■ PROBLEM DESCRIPTION ■
Take every line from the entries below that includes the word "Python" and copy it.

Segment Start: DATA PROVIDED

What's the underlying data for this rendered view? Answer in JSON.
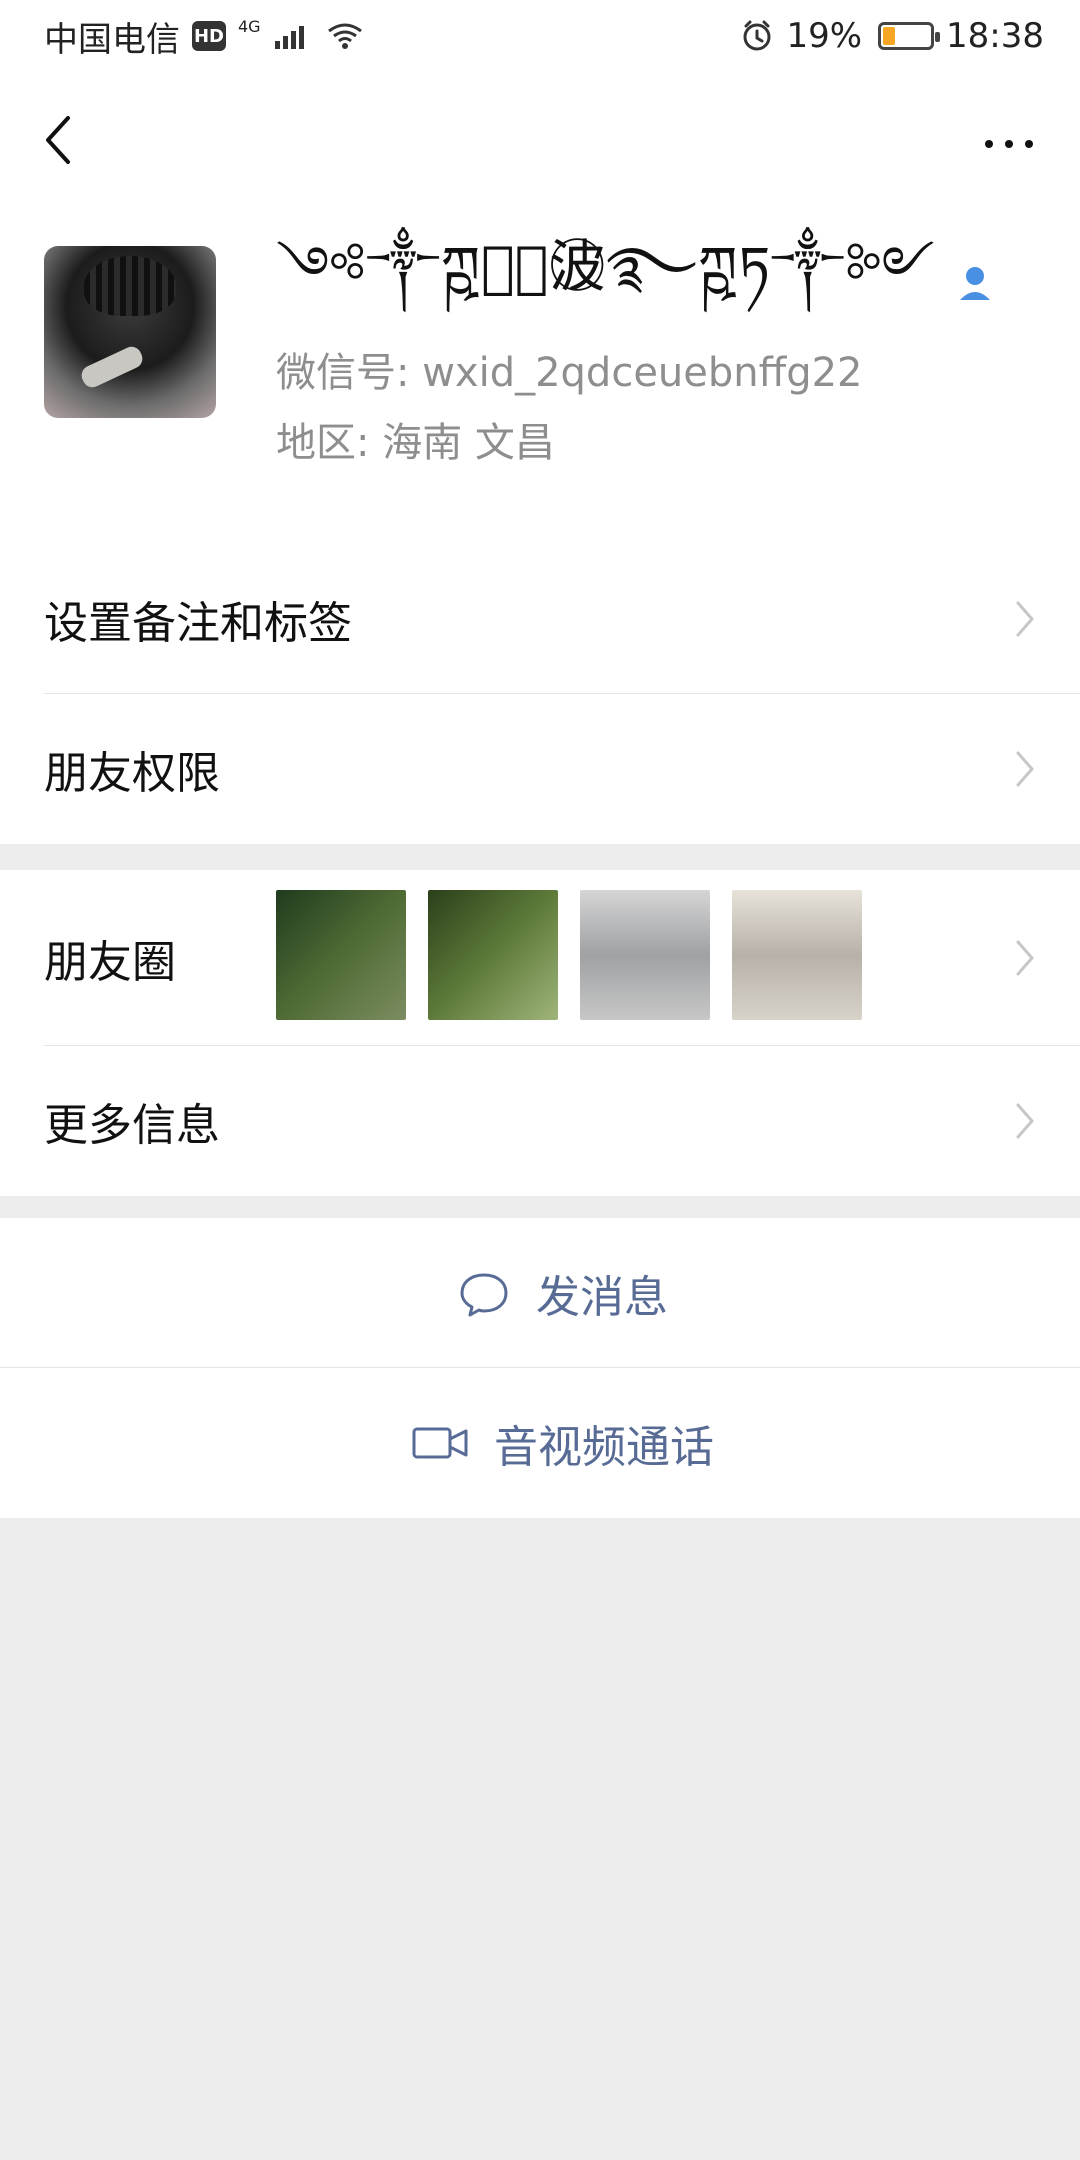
{
  "status_bar": {
    "carrier": "中国电信",
    "hd_badge": "HD",
    "network": "4G",
    "battery_percent": "19%",
    "time": "18:38"
  },
  "profile": {
    "display_name": "༺༒ཀྵ࿐⃝波⃝࿐ཀྵཏ༒༻",
    "wechat_id_label": "微信号:",
    "wechat_id_value": "wxid_2qdceuebnffg22",
    "region_label": "地区:",
    "region_value": "海南  文昌"
  },
  "menu": {
    "set_remark_tags": "设置备注和标签",
    "friend_permissions": "朋友权限",
    "moments": "朋友圈",
    "more_info": "更多信息"
  },
  "actions": {
    "send_message": "发消息",
    "video_call": "音视频通话"
  },
  "colors": {
    "link": "#576b95",
    "bg": "#ededed",
    "battery_low": "#f6a623"
  }
}
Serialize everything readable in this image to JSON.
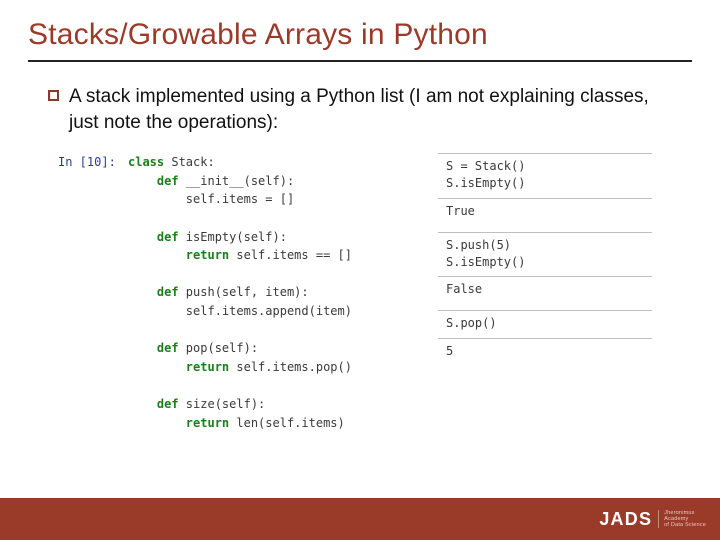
{
  "title": "Stacks/Growable Arrays in Python",
  "bullet": "A stack implemented using a Python list (I am not explaining classes, just note the operations):",
  "prompt": "In [10]:",
  "code": {
    "l1a": "class",
    "l1b": " Stack:",
    "l2a": "    def",
    "l2b": " __init__(self):",
    "l3": "        self.items = []",
    "l4a": "    def",
    "l4b": " isEmpty(self):",
    "l5a": "        return",
    "l5b": " self.items == []",
    "l6a": "    def",
    "l6b": " push(self, item):",
    "l7": "        self.items.append(item)",
    "l8a": "    def",
    "l8b": " pop(self):",
    "l9a": "        return",
    "l9b": " self.items.pop()",
    "l10a": "    def",
    "l10b": " size(self):",
    "l11a": "        return",
    "l11b": " len(self.items)"
  },
  "right": {
    "cell1": "S = Stack()\nS.isEmpty()",
    "out1": "True",
    "cell2": "S.push(5)\nS.isEmpty()",
    "out2": "False",
    "cell3": "S.pop()",
    "out3": "5"
  },
  "logo": {
    "text": "JADS",
    "sub1": "Jheronimus",
    "sub2": "Academy",
    "sub3": "of Data Science"
  },
  "colors": {
    "accent": "#9a3b2a"
  }
}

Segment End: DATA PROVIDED

■ SOLUTION ■
  "title": "Stacks/Growable Arrays in Python",
  "bullet": "A stack implemented using a Python list (I am not explaining classes, just note the operations):",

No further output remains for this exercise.